Charlamagne met Wendy Williams in 2005, and found himself as a regular on VH1’s The Wendy Williams Experience a year later. He worked unpaid for 18 months, only to be laid off in 2008 and weave in and out of unemployment until 2010, when he landed a gig on hip-hop station Power 105.1’s morning show. Today, Charlamagne’s radio show The Breakfast Club is carried around the country, with syndication from Diddy’s nascent Revolt TV network. The program’s interview with Kanye West (in which Charlamagne called West "Kanye Kardashian," among other jabs) landed Charlamagne a profile in The New York Times, and the show has run through guests from Arnold Schwarzenegger to Justin Bieber.
Despite an extensive radio background, Charlamagne doesn’t fear a crossover career in television. Already a staple on MTV’s Guy Code, he knows the medium is irrelevant for a skilled conversationalist.
“The simple fact is that you have to communicate for both. One thing I pride myself on being is an orator. The easiest thing for me to do is communicate, which is why I like radio and television,” he says. “I know I have some politically incorrect views and potentially dangerous rhetoric, and I know the easiest thing for me to be is me.”
At 33, Charlamagne is right on pace with the legends he studied as an amateur. He’s the same age Arsenio Hall was when he got his late-night show, and he started The Breakfast Club far younger than Petey Green was when he got his first radio break. But a bigger stage and a new audience won’t make Charlamagne genuflect to the softball questions asked by most talk show hosts. The guy that blew up social media by calling out Miley Cyrus for racial appropriation and likened a post-plastic surgery Lil Kim to Jeremy Lin says he will continue to unspool his unapologetic commentary on all things pop culture.
That’s not to say he won’t mature as his career progresses.
“I look forward to the day when I’m in my 40s and I get to walk around in suits,” Charlamagne says. “I’m not going to become less vocal or stop giving my opinion, but there’s always going to be growth and evolution. If I had to show you a model of that evolution, I’d want it to look like Ryan Seacrest, Steve Harvey, Bill O’Reilly, Howard Stern, Wendy Williams. When I’m in my 40s, I want to be doing things like that. I don’t want a hat on backwards with a dyed beard going ‘yo yo yo!’”
A broadcast journalist with traditional candor and millennial sensibility — his Twitter account tallies more than 108 thousand tweets — Charlamagne is poised for a big 2014. Just don’t expect him to take it too seriously.

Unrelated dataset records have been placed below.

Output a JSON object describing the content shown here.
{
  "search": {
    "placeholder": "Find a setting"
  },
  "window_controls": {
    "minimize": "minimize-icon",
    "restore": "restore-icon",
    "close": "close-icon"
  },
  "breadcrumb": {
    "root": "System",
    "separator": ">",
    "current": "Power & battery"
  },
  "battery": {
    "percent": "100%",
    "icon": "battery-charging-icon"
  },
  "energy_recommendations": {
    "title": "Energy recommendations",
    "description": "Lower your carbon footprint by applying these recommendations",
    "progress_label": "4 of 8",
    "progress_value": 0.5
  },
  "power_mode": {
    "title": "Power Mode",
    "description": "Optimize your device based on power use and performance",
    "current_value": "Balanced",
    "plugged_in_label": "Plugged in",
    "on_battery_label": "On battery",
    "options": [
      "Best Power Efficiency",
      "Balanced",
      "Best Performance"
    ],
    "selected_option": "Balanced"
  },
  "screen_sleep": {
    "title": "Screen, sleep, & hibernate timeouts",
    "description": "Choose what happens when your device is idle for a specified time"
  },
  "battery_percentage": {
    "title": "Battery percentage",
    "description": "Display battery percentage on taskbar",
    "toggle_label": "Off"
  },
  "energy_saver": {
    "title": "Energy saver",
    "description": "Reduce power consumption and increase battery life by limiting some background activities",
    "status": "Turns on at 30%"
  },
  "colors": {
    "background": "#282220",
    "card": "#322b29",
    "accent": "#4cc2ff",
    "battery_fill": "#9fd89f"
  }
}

“I want artists to come on my show, and I want you, the viewer, to get a different perspective of them,” he says. “Take down that curtain of celebrity and get to know them. Find out who enjoys Froot Loops for breakfast.”